for The Moorchild by Eloise Jarvis McGraw
Saaksi doesn't know that she is a changeling child. She has no recollection of her life among the Folk, when her name was Moql and she was banished for being half-human. But from her cradle days onward, she is aware of her own discomfort in the world, and the discomfort of others around her. Saaksi's human parents, unaware their birth daughter was stolen as a baby, are somewhat uncertain as to why their child is so unusual, so difficult to understand, but they love her, though sometimes, Saaksi realizes, with heavy hearts. Only Old Bess, Saaksi's grandmother, has always suspected the truth, but as Saaksi grows Bess exchanges her suspicion and fear for love of this sensitive, resilient child. Saaksi is often a target for the taunts of village children, and, later, when sickness comes to the village, for the fears of their parents as well. It is then that Saaksi makes a choice that will change her life forever in a pointed, bittersweet but satisfying story about tolerance and finding one's place in the world, and in the hearts of others. (Ages 9-12)
CCBC Choices 1996. © Cooperative Children's Book Center, Univ. of Wisconsin - Madison, 1996. Used with permission.

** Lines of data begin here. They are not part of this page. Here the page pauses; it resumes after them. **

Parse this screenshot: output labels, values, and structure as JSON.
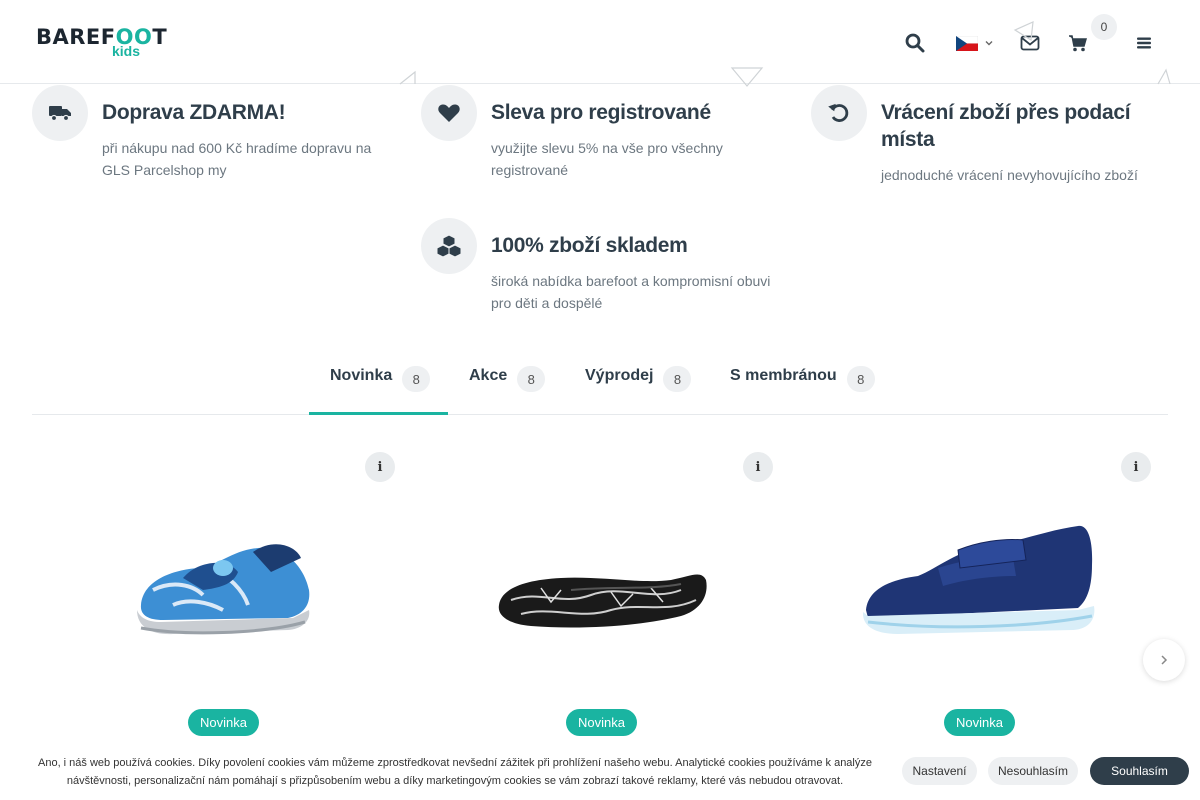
{
  "header": {
    "logo_text_left": "BAREF",
    "logo_text_oo": "OO",
    "logo_text_right": "T",
    "logo_subtext": "kids",
    "cart_count": "0",
    "icons": [
      "search-icon",
      "flag-cz-icon",
      "chevron-down-icon",
      "envelope-icon",
      "cart-icon",
      "menu-icon"
    ]
  },
  "benefits": [
    {
      "title": "Doprava ZDARMA!",
      "text": "při nákupu nad 600 Kč hradíme dopravu na GLS Parcelshop my",
      "icon": "truck-icon"
    },
    {
      "title": "Sleva pro registrované",
      "text": "využijte slevu 5% na vše pro všechny registrované",
      "icon": "heart-icon"
    },
    {
      "title": "Vrácení zboží přes podací místa",
      "text": "jednoduché vrácení nevyhovujícího zboží",
      "icon": "rotate-icon"
    },
    {
      "title": "100% zboží skladem",
      "text": "široká nabídka barefoot a kompromisní obuvi pro děti a dospělé",
      "icon": "cubes-icon"
    }
  ],
  "tabs": [
    {
      "label": "Novinka",
      "count": "8",
      "active": true
    },
    {
      "label": "Akce",
      "count": "8",
      "active": false
    },
    {
      "label": "Výprodej",
      "count": "8",
      "active": false
    },
    {
      "label": "S membránou",
      "count": "8",
      "active": false
    }
  ],
  "products": [
    {
      "badge": "Novinka",
      "image": "blue-sandal"
    },
    {
      "badge": "Novinka",
      "image": "black-ballet-flat"
    },
    {
      "badge": "Novinka",
      "image": "navy-sneaker"
    }
  ],
  "cookie": {
    "text": "Ano, i náš web používá cookies. Díky povolení cookies vám můžeme zprostředkovat nevšední zážitek při prohlížení našeho webu. Analytické cookies používáme k analýze návštěvnosti, personalizační nám pomáhají s přizpůsobením webu a díky marketingovým cookies se vám zobrazí takové reklamy, které vás nebudou otravovat.",
    "settings": "Nastavení",
    "decline": "Nesouhlasím",
    "accept": "Souhlasím"
  },
  "colors": {
    "accent": "#1ab4a1",
    "dark": "#2f3e4a",
    "chip": "#eef0f2"
  }
}
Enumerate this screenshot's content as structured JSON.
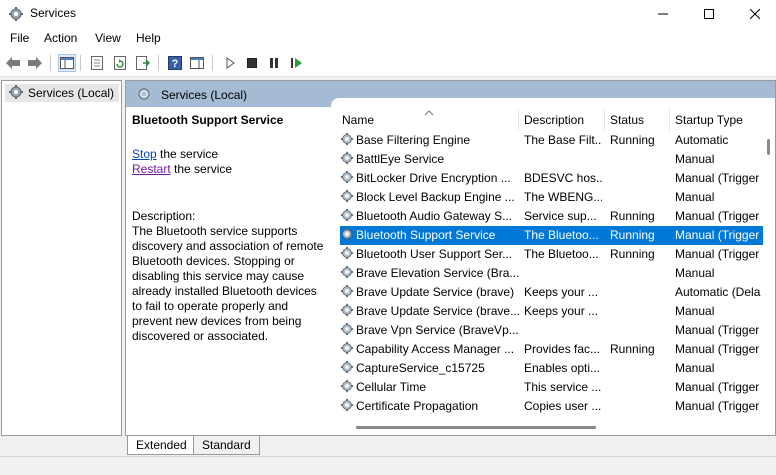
{
  "window": {
    "title": "Services"
  },
  "menu": [
    "File",
    "Action",
    "View",
    "Help"
  ],
  "toolbar": {
    "icons": [
      "back-arrow-icon",
      "forward-arrow-icon",
      "show-hide-tree-icon",
      "properties-icon",
      "refresh-icon",
      "export-list-icon",
      "help-icon",
      "toggle-panel-icon",
      "start-service-icon",
      "stop-service-icon",
      "pause-service-icon",
      "restart-service-icon"
    ]
  },
  "tree": {
    "root_label": "Services (Local)"
  },
  "pane": {
    "header": "Services (Local)"
  },
  "details": {
    "title": "Bluetooth Support Service",
    "stop_link": "Stop",
    "stop_suffix": " the service",
    "restart_link": "Restart",
    "restart_suffix": " the service",
    "description_label": "Description:",
    "description": "The Bluetooth service supports discovery and association of remote Bluetooth devices.  Stopping or disabling this service may cause already installed Bluetooth devices to fail to operate properly and prevent new devices from being discovered or associated."
  },
  "columns": {
    "name": "Name",
    "description": "Description",
    "status": "Status",
    "startup": "Startup Type"
  },
  "rows": [
    {
      "name": "Base Filtering Engine",
      "desc": "The Base Filt...",
      "status": "Running",
      "startup": "Automatic"
    },
    {
      "name": "BattlEye Service",
      "desc": "",
      "status": "",
      "startup": "Manual"
    },
    {
      "name": "BitLocker Drive Encryption ...",
      "desc": "BDESVC hos...",
      "status": "",
      "startup": "Manual (Trigger"
    },
    {
      "name": "Block Level Backup Engine ...",
      "desc": "The WBENG...",
      "status": "",
      "startup": "Manual"
    },
    {
      "name": "Bluetooth Audio Gateway S...",
      "desc": "Service sup...",
      "status": "Running",
      "startup": "Manual (Trigger"
    },
    {
      "name": "Bluetooth Support Service",
      "desc": "The Bluetoo...",
      "status": "Running",
      "startup": "Manual (Trigger",
      "selected": true
    },
    {
      "name": "Bluetooth User Support Ser...",
      "desc": "The Bluetoo...",
      "status": "Running",
      "startup": "Manual (Trigger"
    },
    {
      "name": "Brave Elevation Service (Bra...",
      "desc": "",
      "status": "",
      "startup": "Manual"
    },
    {
      "name": "Brave Update Service (brave)",
      "desc": "Keeps your ...",
      "status": "",
      "startup": "Automatic (Dela"
    },
    {
      "name": "Brave Update Service (brave...",
      "desc": "Keeps your ...",
      "status": "",
      "startup": "Manual"
    },
    {
      "name": "Brave Vpn Service (BraveVp...",
      "desc": "",
      "status": "",
      "startup": "Manual (Trigger"
    },
    {
      "name": "Capability Access Manager ...",
      "desc": "Provides fac...",
      "status": "Running",
      "startup": "Manual (Trigger"
    },
    {
      "name": "CaptureService_c15725",
      "desc": "Enables opti...",
      "status": "",
      "startup": "Manual"
    },
    {
      "name": "Cellular Time",
      "desc": "This service ...",
      "status": "",
      "startup": "Manual (Trigger"
    },
    {
      "name": "Certificate Propagation",
      "desc": "Copies user ...",
      "status": "",
      "startup": "Manual (Trigger"
    }
  ],
  "bottom_tabs": [
    "Extended",
    "Standard"
  ],
  "colors": {
    "selection": "#0078d7",
    "pane_header": "#a5bad3",
    "link": "#0645ad",
    "visited_link": "#6a1b9a"
  }
}
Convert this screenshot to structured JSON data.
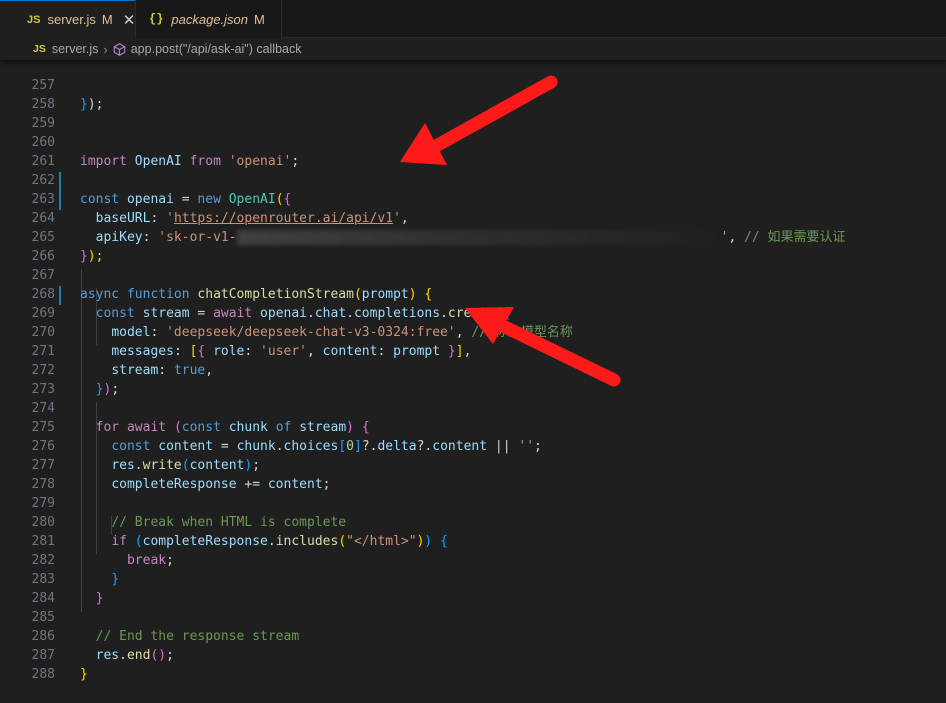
{
  "tabs": [
    {
      "badge": "JS",
      "name": "server.js",
      "status": "M",
      "close": "✕",
      "active": true
    },
    {
      "badge": "{}",
      "name": "package.json",
      "status": "M",
      "active": false
    }
  ],
  "breadcrumb": {
    "file_badge": "JS",
    "file": "server.js",
    "separator": "›",
    "symbol": "app.post(\"/api/ask-ai\") callback"
  },
  "editor": {
    "line_numbers": [
      "257",
      "258",
      "259",
      "260",
      "261",
      "262",
      "263",
      "264",
      "265",
      "266",
      "267",
      "268",
      "269",
      "270",
      "271",
      "272",
      "273",
      "274",
      "275",
      "276",
      "277",
      "278",
      "279",
      "280",
      "281",
      "282",
      "283",
      "284",
      "285",
      "286",
      "287",
      "288"
    ],
    "tokens": {
      "close_paren_semi": ");",
      "close_brace": "}",
      "close_brace_semi": "});",
      "import": "import",
      "openai_cls": "OpenAI",
      "from": "from",
      "openai_pkg": "'openai'",
      "semi": ";",
      "const": "const",
      "openai_var": "openai",
      "eq": "=",
      "new": "new",
      "open_paren": "(",
      "open_brace": "{",
      "baseurl_key": "baseURL",
      "colon": ":",
      "quote": "'",
      "base_url": "https://openrouter.ai/api/v1",
      "comma": ",",
      "apikey_key": "apiKey",
      "apikey_prefix": "'sk-or-v1-",
      "apikey_suffix": "'",
      "apikey_comment": "// 如果需要认证",
      "async": "async",
      "function": "function",
      "fn_name": "chatCompletionStream",
      "prompt": "prompt",
      "stream": "stream",
      "await": "await",
      "chat": "chat",
      "completions": "completions",
      "create": "create",
      "dot": ".",
      "model_key": "model",
      "model_val": "'deepseek/deepseek-chat-v3-0324:free'",
      "model_comment": "// 你的模型名称",
      "messages_key": "messages",
      "open_bracket": "[",
      "close_bracket": "]",
      "role_key": "role",
      "role_val": "'user'",
      "content_key": "content",
      "stream_key": "stream",
      "true": "true",
      "for": "for",
      "of": "of",
      "chunk": "chunk",
      "content": "content",
      "choices": "choices",
      "zero": "0",
      "qdot": "?.",
      "delta": "delta",
      "or": "||",
      "empty_str": "''",
      "res": "res",
      "write": "write",
      "completeResponse": "completeResponse",
      "plus_eq": "+=",
      "break_comment": "// Break when HTML is complete",
      "if": "if",
      "includes": "includes",
      "html_str": "\"</html>\"",
      "close_parens_x2": "))",
      "break": "break",
      "end_comment": "// End the response stream",
      "end": "end",
      "parens": "()"
    }
  },
  "annotations": {
    "arrow_color": "#ff1a1a",
    "count": 2
  },
  "colors": {
    "keyword": "#569cd6",
    "control": "#c586c0",
    "function": "#dcdcaa",
    "variable": "#9cdcfe",
    "string": "#ce9178",
    "comment": "#6a9955",
    "class": "#4ec9b0"
  }
}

From the Publisher: Half Moorfolk and half human, and unable to shape-shift or disappear at will, Moql threatens the safety of the Band. So the Folk banish her and send her to live among humans as a changeling. Named Saaski by the couple for whose real baby she was swapped, she grows up taunted and feared by the villagers for being different, and is comfortable only on the moor, playing strange music on her bagpipes. As Saaski grows up, memories from her forgotten past with the Folk slowly emerge. But so do emotions from her human side, and she begins to realize the terrible wrong the Folk have done to the humans she calls Da and Mumma. She is determined to restore their child to them, even if it means a dangerous return to the world that has already rejected her once.
Publisher description retrieved from Google Books.